“Cramping Your Style”

“Cramping Your Style”

Gotta love the heat and humidity in Miami 24/7 nearly 12 months a year—not!  

What I do love about my hood’s weather is how it makes SoFlo tough competitors; stressing our bodies in a good way, training us to withstand the daily stresses of life—for me tackling 34 marathons (PR 2:52), the Ironman Triathlon in July, hundreds of multisport racing events and three healthy pregnancies during the summer months. No doubt, the greatest challenge in hot conditions is keeping up with fluid & electrolyte needs since excessive losses up to several pounds for a normal training session is not uncommon.

In tandem with sweating, there water and electrolyte losses—minerals that send messages to muscles and nerves that tell them when to react contract & relax. Electrolyte losses typically = cramping, a stressful acute pain that stops you in your tracks or wakes you from a peaceful sleep

Muscle cramps can occur in the legs, abdomen or gut aka gut cramps called the side “stitch” known to runners/triathletes, slowing speed, changing gait or prevents you from completing the task at hand whether it’s a race, pulling the weeds in the yard or painting the outside of your home. It’s so common, that it’s the 2nd most frequent concern expressed to me from clients and audiences worldwide. (Just for the record, #1 concern is whether or not to take supplements.)

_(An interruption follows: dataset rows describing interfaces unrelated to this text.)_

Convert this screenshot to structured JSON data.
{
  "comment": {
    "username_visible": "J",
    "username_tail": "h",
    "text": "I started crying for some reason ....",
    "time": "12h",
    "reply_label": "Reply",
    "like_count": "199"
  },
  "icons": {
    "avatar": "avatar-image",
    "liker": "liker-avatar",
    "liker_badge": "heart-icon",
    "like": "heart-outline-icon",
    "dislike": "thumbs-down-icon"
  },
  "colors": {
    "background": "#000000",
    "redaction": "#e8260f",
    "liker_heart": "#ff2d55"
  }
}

If those achy spasms &muscle contractions are cramping your style, your sport and your fun, how do you get to root of the problem & treat it quickly, safely and completely?

3 Strategies for Cramping Relief

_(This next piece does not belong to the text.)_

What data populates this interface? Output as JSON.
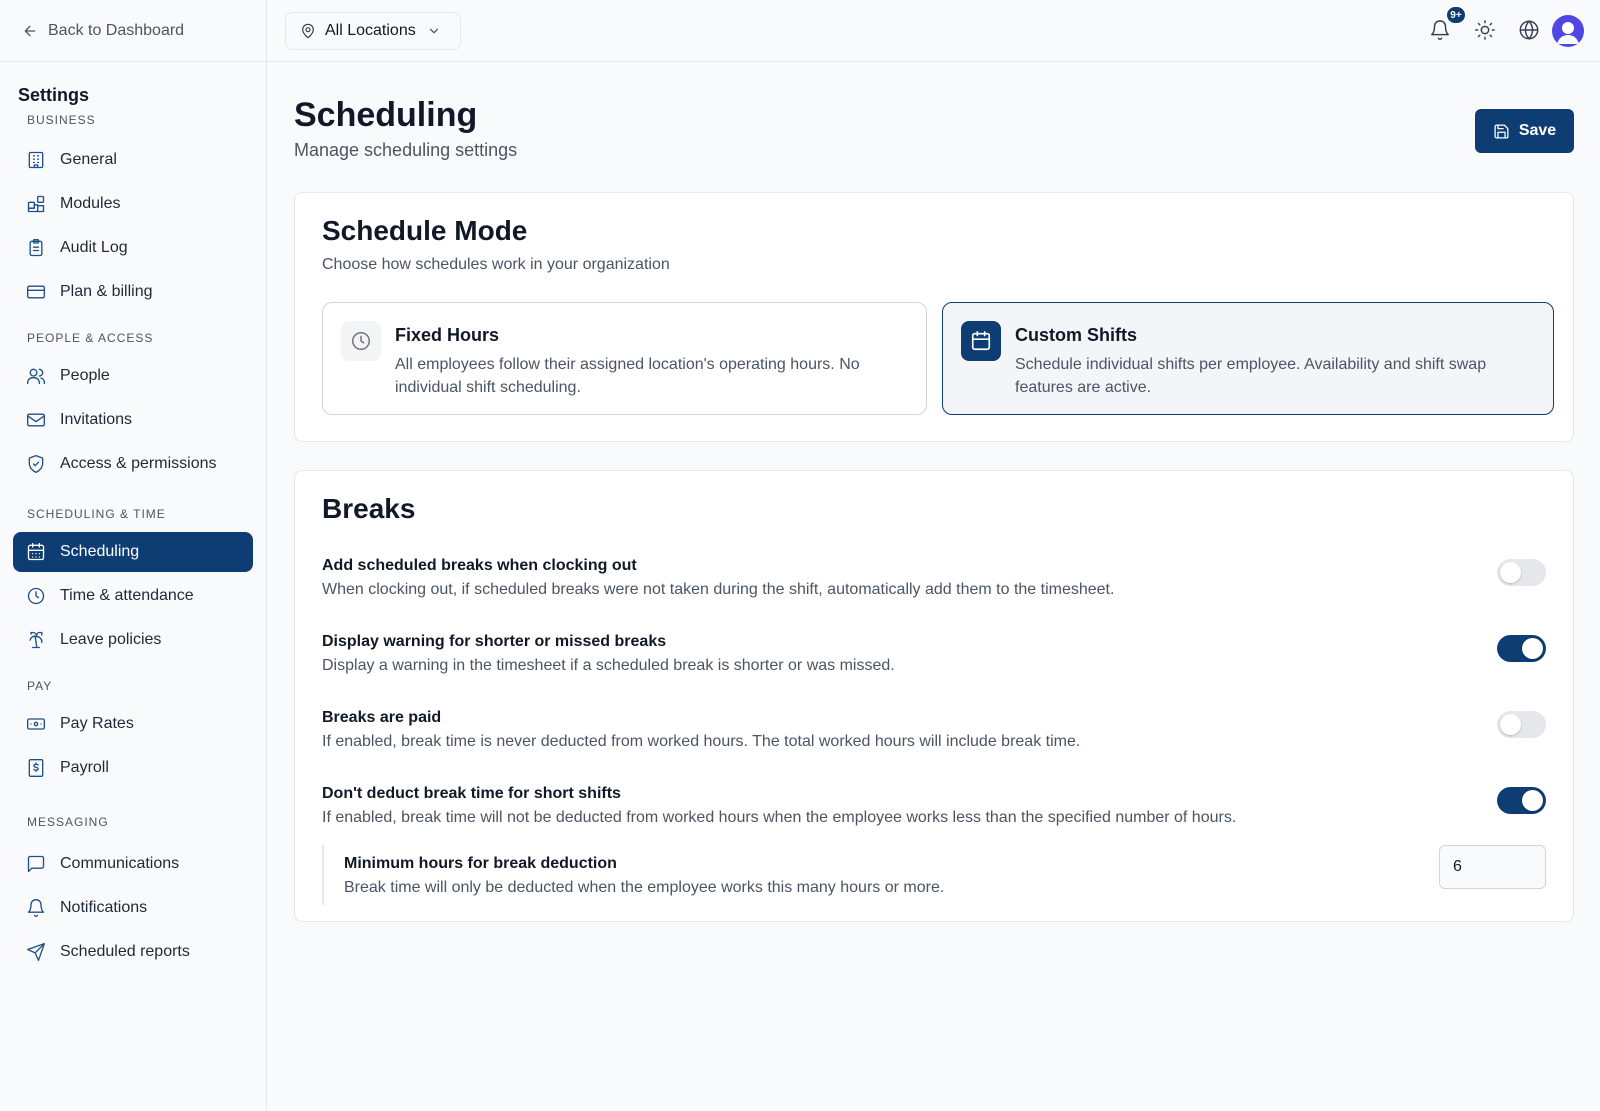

1. Identify the source of cramps—is it acute or chronic?

  • Are the type of cramps true, rest, Tetany, contractures or dystonic (see explanation below), try to resolve if simple solution.

2. Rule out a medical issue.

If it’s an ongoing problem, see your medical doctor, since it could be serious. Take a blood test under fasting normal conditions and after an exercise session to see what and if any constituents like the electrolytes sodium, potassium or magnesium or even iron are low in the blood.

3. Evaluate your Diet.

Schedule an appointment with a Sports Nutritionist (RD,CSSD) or clinical nutritionist (MD, CCN) to determine if it is a dietary issue, overall calorie, carbohydrate or vitamin/mineral deficiency (iron deficiency can cause leg cramps too!) that is causing the cramps.


Five potential causes include:

1. True cramps—hyperexcitability of nerves that stimulate muscles can be due to:

  • Persistent spasm following injury
  • Vigorous activity—no stretching
  • Sitting for long periods

2. Rest cramps—during night, painful; cause unknown, due to alcohol drinking,    dehydration, decreased potassium, medications

  • dehydration
  • body fluid shifts—ascities, water in gut due to medical issue or alcoholism
  • Low levels calcium/magnesium

3. Tetany— all nerve cells activated causes muscles to cramp, numbness—

  1. low calcium/magnesium or potassium levels

4. Contractures—when muscles unable to relax; constant spasms caused by ATP depletion, simplest form of muscle energy (can be inherited)

5. Dystonic— when muscles are not needed, get cramped


Bananas for Cramping?

It’s amazing to me how the banana has become the 1st line of defense for cramping. Everyone from child to grand mom believing a banana a day will make the cramps going away. Truth is, there’s a lot more to cramping than getting a banana’s worth of potassium—actually just 1/7 of your potassium requirements a day under the best conditions.

While bananas are higher in potassium than several other fruits and veggies, it only gets you a small baby step towards the 4500mg you need every day & potassium is not the leading culprit when it comes to fluid losses and cramping.

Here are food & fluid sources of the minerals—electrolytes which can play a role in cramping your style.

The major electrolyte mineral, sodium plays the largest role, is the mineral lost in the greatest quantities in sweat, but is also not typically missing but actually consumed in excess in most men and women’s diets in grain products—breads, cereals, crackers, snacks, processed and fast foods, dressings and sauces, dairy.

Potassium: RDA 4.7 grams

Zico Coconut water, potatoes, acorn squash, artichoke, spinach, broccoli, carrots, green beans, tomato juice, avocado, grapefruit juice, watermelon, banana, strawberries, milk

Magnesium: (RDA 310 mg day)

spinach, broccoli, artichokes, green beans, tomato juice, navy beans, pinto beans, black-eyed peas,  sunflower seeds, tofu, cashews, halibut

Calcium: RDA 1000-1200 mg

Milk, yogurt, cheddar cheese, Swiss cheese, tofu, sardines, green beans, spinach, broccoli

Magnesium: (RDA 310 mg day)

spinach, broccoli, artichokes, green beans, tomato juice, navy beans, pinto beans, black-eyed peas,  sunflower seeds, tofu, cashews, halibut